Two-factor authentication is becoming the norm for many applications and services, and security concerns around phone porting hacks are leading to a phaseout of SMS-based systems. Amidst that backdrop, [Josh] developed his own authentication device by the name of Good USB.
The device can be built using a Arduino Leonardo, SS Micro, or even a BadUSB device. It’s the latter which [Josh] most liked, and since the nefarious device is being repurposed for good, it led to the name Good USB. Basically any Atmega32U4-based device will work, as the key functionality is the ability to emulate a USB keyboard to a host PC.
Using the device is just as simple. With the Good USB plugged in, one simply needs to click a button in the companion app to generate a code for the given account you’re logging in to. Pressing the button on the device then types in the code for you. Alternatively, if your device has no button, it can be set up to simply type the code two seconds after you select an account in the companion app.
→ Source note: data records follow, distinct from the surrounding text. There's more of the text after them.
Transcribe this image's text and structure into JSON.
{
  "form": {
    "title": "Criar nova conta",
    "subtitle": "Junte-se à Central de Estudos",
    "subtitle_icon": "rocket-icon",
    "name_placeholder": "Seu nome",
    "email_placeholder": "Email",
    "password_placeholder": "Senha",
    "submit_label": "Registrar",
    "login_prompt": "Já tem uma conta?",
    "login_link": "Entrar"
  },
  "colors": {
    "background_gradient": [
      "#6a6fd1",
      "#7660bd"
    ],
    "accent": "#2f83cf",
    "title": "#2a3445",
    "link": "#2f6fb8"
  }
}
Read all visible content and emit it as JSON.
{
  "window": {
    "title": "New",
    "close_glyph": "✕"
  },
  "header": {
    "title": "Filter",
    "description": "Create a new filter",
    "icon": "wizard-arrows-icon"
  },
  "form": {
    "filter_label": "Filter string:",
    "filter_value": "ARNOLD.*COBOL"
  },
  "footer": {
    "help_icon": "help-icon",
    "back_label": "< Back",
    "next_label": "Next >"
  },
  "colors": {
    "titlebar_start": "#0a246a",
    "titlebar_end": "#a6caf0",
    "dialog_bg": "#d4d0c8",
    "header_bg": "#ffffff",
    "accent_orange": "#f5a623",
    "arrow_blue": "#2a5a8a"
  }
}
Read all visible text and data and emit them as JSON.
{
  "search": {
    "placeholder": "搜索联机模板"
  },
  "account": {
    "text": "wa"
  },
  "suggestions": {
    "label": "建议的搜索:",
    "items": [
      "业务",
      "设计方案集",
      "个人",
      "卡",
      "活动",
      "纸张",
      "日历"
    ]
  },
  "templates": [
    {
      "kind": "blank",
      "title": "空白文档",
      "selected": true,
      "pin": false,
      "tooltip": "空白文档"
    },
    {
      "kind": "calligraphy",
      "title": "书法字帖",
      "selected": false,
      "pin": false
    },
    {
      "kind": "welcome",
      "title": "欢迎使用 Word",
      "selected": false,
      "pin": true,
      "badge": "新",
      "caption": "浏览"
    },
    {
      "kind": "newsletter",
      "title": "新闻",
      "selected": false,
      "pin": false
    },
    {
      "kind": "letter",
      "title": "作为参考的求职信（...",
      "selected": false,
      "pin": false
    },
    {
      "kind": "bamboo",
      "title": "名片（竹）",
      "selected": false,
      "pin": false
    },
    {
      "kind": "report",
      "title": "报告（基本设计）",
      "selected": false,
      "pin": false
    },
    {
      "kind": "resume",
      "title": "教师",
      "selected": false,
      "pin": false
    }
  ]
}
The code is on Github for those wishing to make their own. Caveat for the cautious: it’s still a work in progress, and there may be security holes in the current implementation.
If you’re interested in the nuts and bolts of how 2FA works, we’ve looked into that in detail. Video after the break.